view

To get to this point, we entered Hope Bay Provincial Park, followed the Blue Blazes of the Bruce Trail Conservancy until the Hopeness Side Trail led us to this impressive panorama. It wasn’t a rigorous a walk up. That was yet to come when we left the trail and cautiously made our way down the cliff face in search of caves.

cave1

We slid over leaf-mulched paths, skated down scree, circumnavigated moss covered boulders, traversed narrow slate strewn passages, free climbed short rock faces and fallen cedars while straight below us, through an occasional break in the trees, the crisp blue water of Georgian Bay sparkled in the sun.

In his essay ‘Walking’ David Henry Thoreau wrote, “When we walk, we naturally go to the fields and woods: what would become of us if we walked only in a garden or a mall?” This ‘walk’ was certainly no stroll through, “garden or mall’. The land set the pace.
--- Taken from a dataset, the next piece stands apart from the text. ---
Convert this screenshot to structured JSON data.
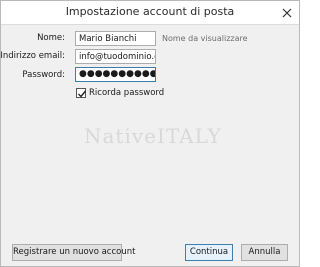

We had to measure up to it. Recently, though, I have leisurely strolled through fields and woods, taken walks on back roads, shorelines and town lines.
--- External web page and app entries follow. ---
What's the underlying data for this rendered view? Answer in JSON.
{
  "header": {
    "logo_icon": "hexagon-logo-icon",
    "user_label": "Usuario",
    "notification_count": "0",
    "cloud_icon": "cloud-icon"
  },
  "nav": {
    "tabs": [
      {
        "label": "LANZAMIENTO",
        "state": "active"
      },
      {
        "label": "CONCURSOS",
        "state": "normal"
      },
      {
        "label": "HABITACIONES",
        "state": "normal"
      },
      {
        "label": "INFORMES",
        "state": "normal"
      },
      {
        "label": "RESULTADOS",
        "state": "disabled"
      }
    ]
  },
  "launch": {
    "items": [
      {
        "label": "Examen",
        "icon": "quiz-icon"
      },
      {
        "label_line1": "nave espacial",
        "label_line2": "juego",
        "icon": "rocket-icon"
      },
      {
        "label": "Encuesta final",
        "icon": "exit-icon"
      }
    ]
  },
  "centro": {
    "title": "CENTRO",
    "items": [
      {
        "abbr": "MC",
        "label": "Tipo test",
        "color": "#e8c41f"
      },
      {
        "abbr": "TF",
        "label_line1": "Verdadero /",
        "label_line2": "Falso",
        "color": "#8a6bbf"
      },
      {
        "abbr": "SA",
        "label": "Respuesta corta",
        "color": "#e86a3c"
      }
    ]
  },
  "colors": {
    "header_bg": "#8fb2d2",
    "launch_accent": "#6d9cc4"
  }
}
slough

 In fact Thoreau describes me perfectly when he writes, “…with regard to Nature I live a sort of border life, on the confines of a world into which I make occasional and transient forays only…” Living here in Bruce and Grey County country has made these forays all the more possible.

boulder
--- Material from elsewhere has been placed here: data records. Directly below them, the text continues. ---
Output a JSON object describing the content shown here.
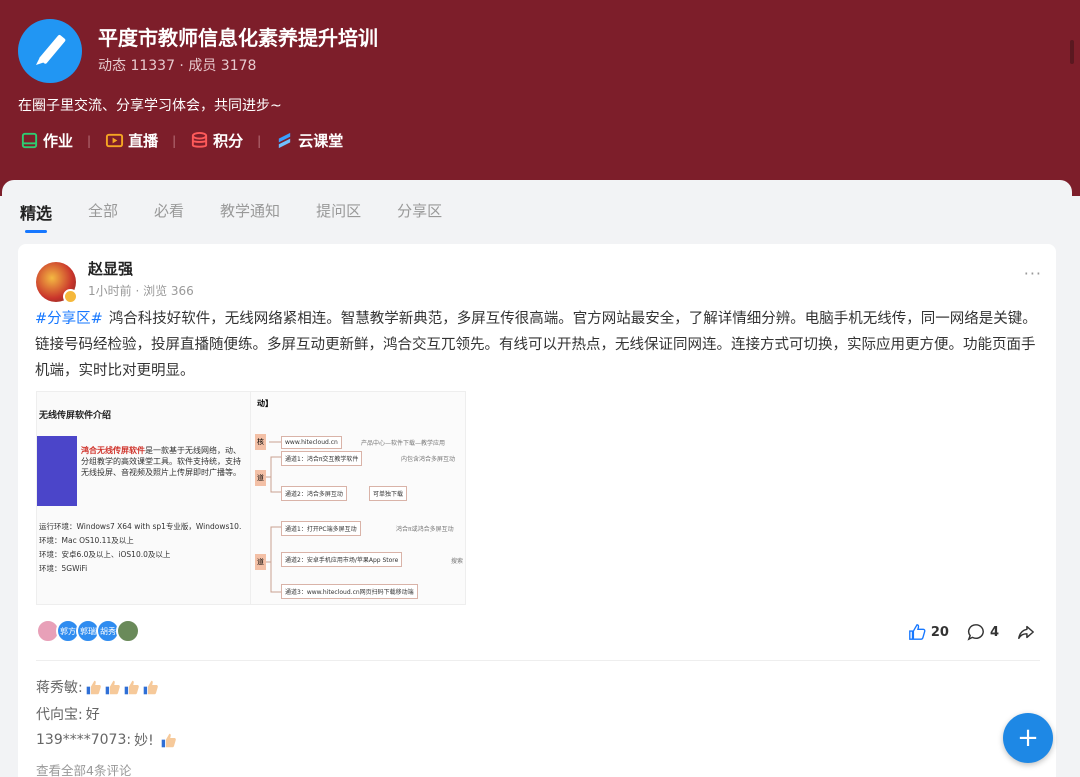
{
  "header": {
    "title": "平度市教师信息化素养提升培训",
    "stats": "动态 11337 · 成员 3178",
    "description": "在圈子里交流、分享学习体会，共同进步~",
    "quick_links": [
      {
        "label": "作业",
        "icon": "homework-icon",
        "color": "#2ecc71"
      },
      {
        "label": "直播",
        "icon": "live-icon",
        "color": "#f5a623"
      },
      {
        "label": "积分",
        "icon": "points-icon",
        "color": "#ff5a5a"
      },
      {
        "label": "云课堂",
        "icon": "cloud-class-icon",
        "color": "#3aa0ff"
      }
    ],
    "bg_color": "#7d1e2a"
  },
  "tabs": [
    "精选",
    "全部",
    "必看",
    "教学通知",
    "提问区",
    "分享区"
  ],
  "active_tab": "精选",
  "post": {
    "author": "赵显强",
    "meta": "1小时前 · 浏览 366",
    "more": "···",
    "tag": "#分享区#",
    "text": "鸿合科技好软件，无线网络紧相连。智慧教学新典范，多屏互传很高端。官方网站最安全，了解详情细分辨。电脑手机无线传，同一网络是关键。链接号码经检验，投屏直播随便练。多屏互动更新鲜，鸿合交互兀领先。有线可以开热点，无线保证同网连。连接方式可切换，实际应用更方便。功能页面手机端，实时比对更明显。",
    "image": {
      "left_title": "无线传屏软件介绍",
      "left_highlight": "鸿合无线传屏软件",
      "left_desc": "是一款基于无线网络，动、分组教学的高效课堂工具。软件支持统，支持无线投屏、音视频及照片上传屏即时广播等。",
      "left_specs": [
        "运行环境：Windows7 X64 with sp1专业版，Windows10.",
        "环境：Mac OS10.11及以上",
        "环境：安卓6.0及以上、iOS10.0及以上",
        "环境：5GWiFi"
      ],
      "right_header": "动】",
      "nodes": [
        "www.hitecloud.cn",
        "产品中心—软件下载—教学应用",
        "通道1：鸿合π交互教学软件",
        "内包含鸿合多屏互动",
        "通道2：鸿合多屏互动",
        "可单独下载",
        "通道1：打开PC端多屏互动",
        "鸿合π或鸿合多屏互动",
        "通道2：安卓手机应用市场/苹果App Store",
        "搜索",
        "通道3：www.hitecloud.cn网页扫码下载移动端"
      ],
      "root_labels": [
        "核",
        "道",
        "道"
      ]
    },
    "likers": [
      {
        "label": "",
        "color": "#e8a0b8"
      },
      {
        "label": "郭方",
        "color": "#2f8cf0"
      },
      {
        "label": "郭瑞",
        "color": "#2f8cf0"
      },
      {
        "label": "胡秀",
        "color": "#2f8cf0"
      },
      {
        "label": "",
        "color": "#6a8a5a"
      }
    ],
    "likes": "20",
    "comments_count": "4",
    "comments": [
      {
        "user": "蒋秀敏:",
        "text": "",
        "thumbs": 4
      },
      {
        "user": "代向宝:",
        "text": "好",
        "thumbs": 0
      },
      {
        "user": "139****7073:",
        "text": "妙!",
        "thumbs": 1
      }
    ],
    "see_all": "查看全部4条评论"
  },
  "fab_label": "+",
  "accent_color": "#1677ff"
}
I have read Bruce Chatwin, Robert Macfarlane, Wade Davis, Edward Thomas and others. I have soaked up Robert Frost’s early poetry. I have lost myself in their stories about tracks and footprints, songlines and journeys into wild places, about their visions of the earth as a network of paths dating far back in prehistory.

stones

And I sometimes find myself regretting that I didn’t follow their lead a lot earlier in life. One must, in the cold face of reality, earn a living and live up to one’s obligations.

gate

At the same time it is important, for the sake of sanity, not to forget that there is another world beyond the borders that now hold most of us back.

car

The therapeutic nature of walking, out beyond the confines of everyday circumstances and into the land, through fields, footpaths and country roads is restorative. A solitary stroll or hiking in the company of like-minded wayfarers lifts your spirit and lets you leave the known world far behind.

roots

 

 

Written by metropolitanhomesickblues

July 5, 2013 at 6:00 PM